Other than punter Cody Ridgeway averaging 22 yards per carry (RUN THE DANG BALL WITH HIM), one of the only enjoyable moments from the season was the South Carolina game. In an effort to not be terrible on offense, Cutcliffe rotated all three quarterbacks (Flatt, Spurlock, and Lane) on every play, which helped create a 31-28 win.
For reasons I cannot recall (or maybe I'm repressing the sadness), I was at that game and can confirm it was the most PIPE IT UP a group of people has ever been about a bad 2-3 team. We were all so terribly confused by the tomfoolery that we took to hollerin' non-stop because we didn't know what else to do.
Once the three-headed monster reduced Columbia to ruins and moved on to its next city, the season began its final slide into an abandoned mine. After losses to Tennessee and Auburn, a clash of Goliaths was at hand:
At least Ole Miss didn't get dunked on, right?
However, all was not lost. Cutcliffe was willing to make other attempts at offensive innovation. Like say, lining up Jamal Pittman (of waving pistols at people and police fame), a 240-pound backup running back, at wide receiver and throwing a four-yard pass to him with third-string quarterback Robert Lane.
And remember way back in August when Cutcliffe said they would run some option? A MAN OF HIS WORD:

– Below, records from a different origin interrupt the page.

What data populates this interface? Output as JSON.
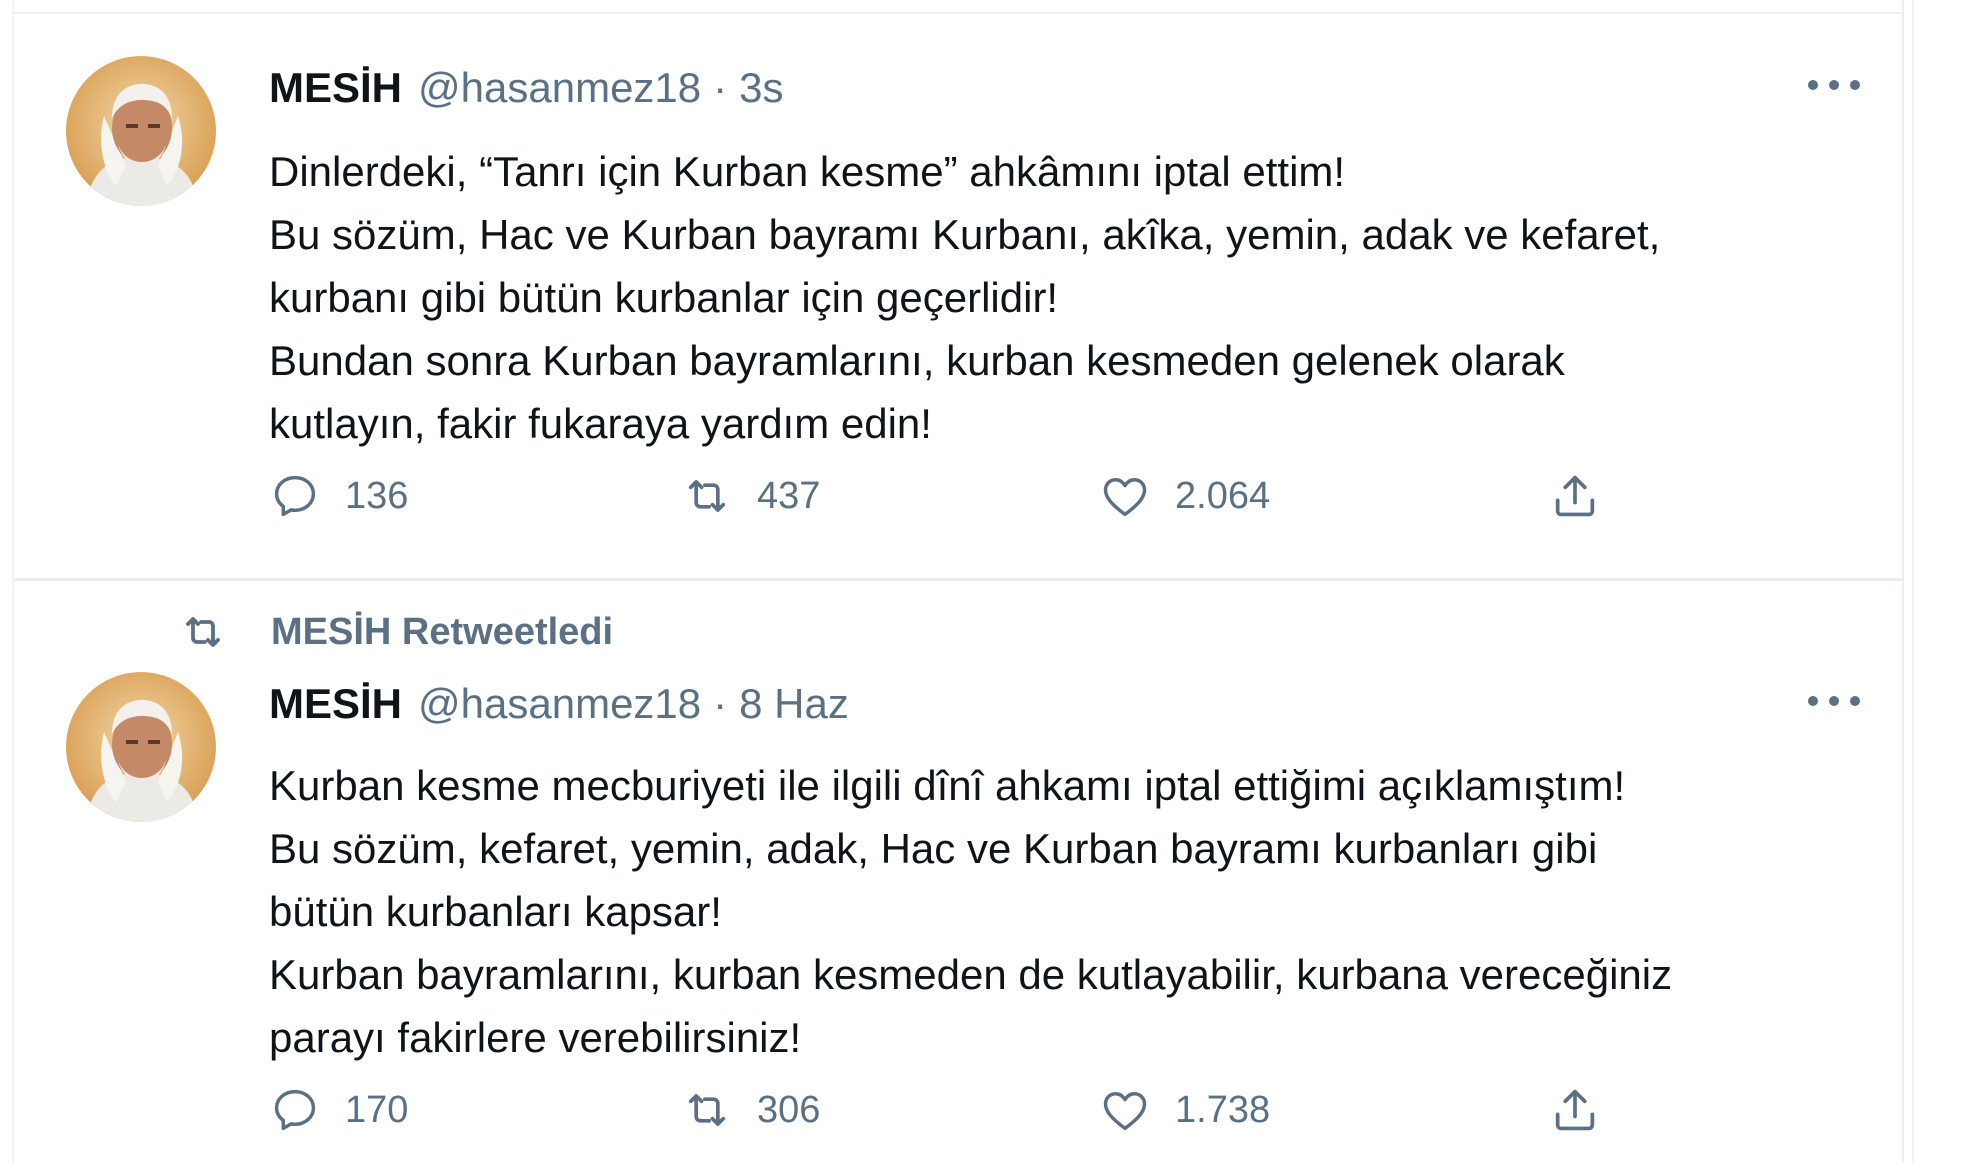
{
  "tweets": [
    {
      "author": {
        "name": "MESİH",
        "handle": "@hasanmez18",
        "avatar_icon": "profile-photo-avatar"
      },
      "separator": "·",
      "time": "3s",
      "lines": [
        "Dinlerdeki, “Tanrı için Kurban kesme” ahkâmını iptal ettim!",
        "Bu sözüm, Hac ve Kurban bayramı Kurbanı, akîka, yemin, adak ve kefaret,",
        "kurbanı gibi bütün kurbanlar için geçerlidir!",
        "Bundan sonra Kurban bayramlarını, kurban kesmeden gelenek olarak",
        "kutlayın, fakir fukaraya yardım edin!"
      ],
      "stats": {
        "replies": "136",
        "retweets": "437",
        "likes": "2.064"
      }
    },
    {
      "retweet_label": "MESİH Retweetledi",
      "author": {
        "name": "MESİH",
        "handle": "@hasanmez18",
        "avatar_icon": "profile-photo-avatar"
      },
      "separator": "·",
      "time": "8 Haz",
      "lines": [
        "Kurban kesme mecburiyeti ile ilgili dînî ahkamı iptal ettiğimi açıklamıştım!",
        "Bu sözüm, kefaret, yemin, adak, Hac ve Kurban bayramı kurbanları gibi",
        "bütün kurbanları kapsar!",
        "Kurban bayramlarını, kurban kesmeden de kutlayabilir, kurbana vereceğiniz",
        "parayı fakirlere verebilirsiniz!"
      ],
      "stats": {
        "replies": "170",
        "retweets": "306",
        "likes": "1.738"
      }
    }
  ],
  "icons": {
    "reply": "reply-icon",
    "retweet": "retweet-icon",
    "like": "heart-icon",
    "share": "share-icon",
    "more": "more-icon"
  },
  "colors": {
    "text_primary": "#0f1419",
    "text_secondary": "#5b7083",
    "divider": "#ebeef0"
  }
}
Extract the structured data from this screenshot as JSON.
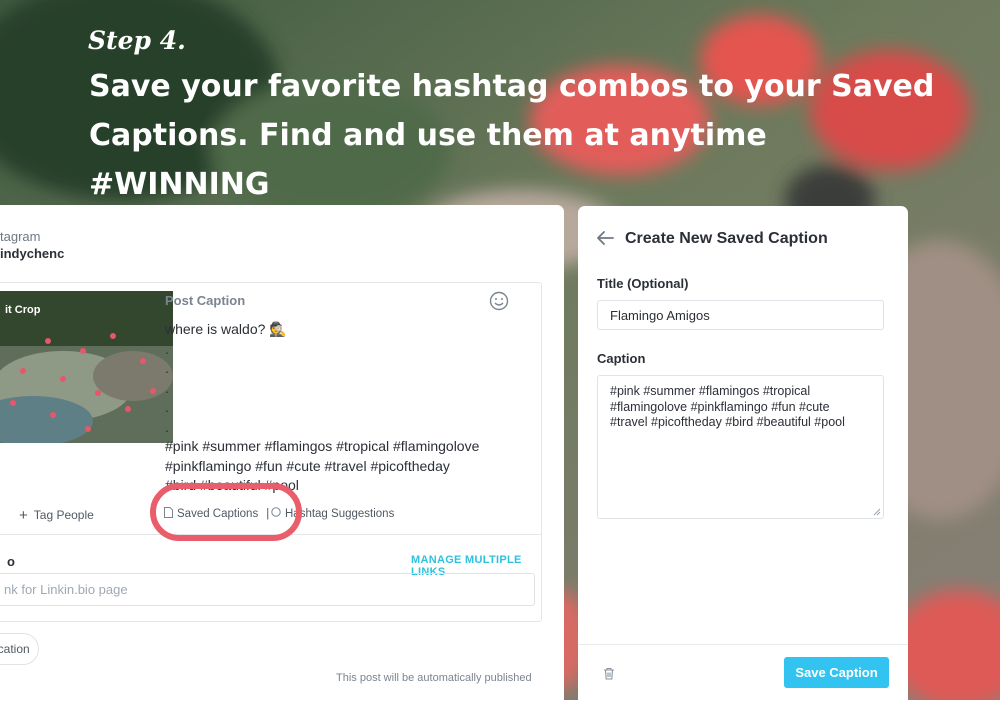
{
  "header": {
    "step": "Step 4.",
    "headline": "Save your favorite hashtag combos to your Saved Captions. Find and use them at anytime #WINNING"
  },
  "post_editor": {
    "account_label": "tagram",
    "account_name": "indychenc",
    "crop_label": "it Crop",
    "caption_label": "Post Caption",
    "caption_lines": [
      "where is waldo? 🕵️",
      ".",
      ".",
      ".",
      ".",
      ".",
      "#pink #summer #flamingos #tropical #flamingolove",
      "#pinkflamingo #fun #cute #travel #picoftheday",
      "#bird #beautiful #pool"
    ],
    "tag_people": "Tag People",
    "saved_captions": "Saved Captions",
    "separator": "|",
    "hashtag_suggestions": "Hashtag Suggestions",
    "link_label": "o",
    "manage_links": "MANAGE MULTIPLE LINKS",
    "link_placeholder": "nk for Linkin.bio page",
    "location_button": "ocation",
    "publish_note": "This post will be automatically published"
  },
  "saved_caption_panel": {
    "title": "Create New Saved Caption",
    "title_field_label": "Title (Optional)",
    "title_field_value": "Flamingo Amigos",
    "caption_field_label": "Caption",
    "caption_lines": [
      "#pink #summer #flamingos #tropical",
      "#flamingolove #pinkflamingo #fun #cute",
      "#travel #picoftheday #bird #beautiful #pool"
    ],
    "save_button": "Save Caption"
  },
  "colors": {
    "highlight": "#ea5d6a",
    "accent": "#33c3f0",
    "link_accent": "#2ec1dd"
  }
}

Following a loss to LSU, the 2004 team closed out the season with a win over Mississippi State. I found no footage of that game, but did find a person who played the 2004 Egg Bowl on NCAA Football and posted the entire hour-long game on the line.
Judge that person all you want, but thanks to his or her lack of anything better to do, we can capture all of the feelings that occurred during the 2004 season in this series of video and screenshots:
A season fully deserving of that crap scoreboard.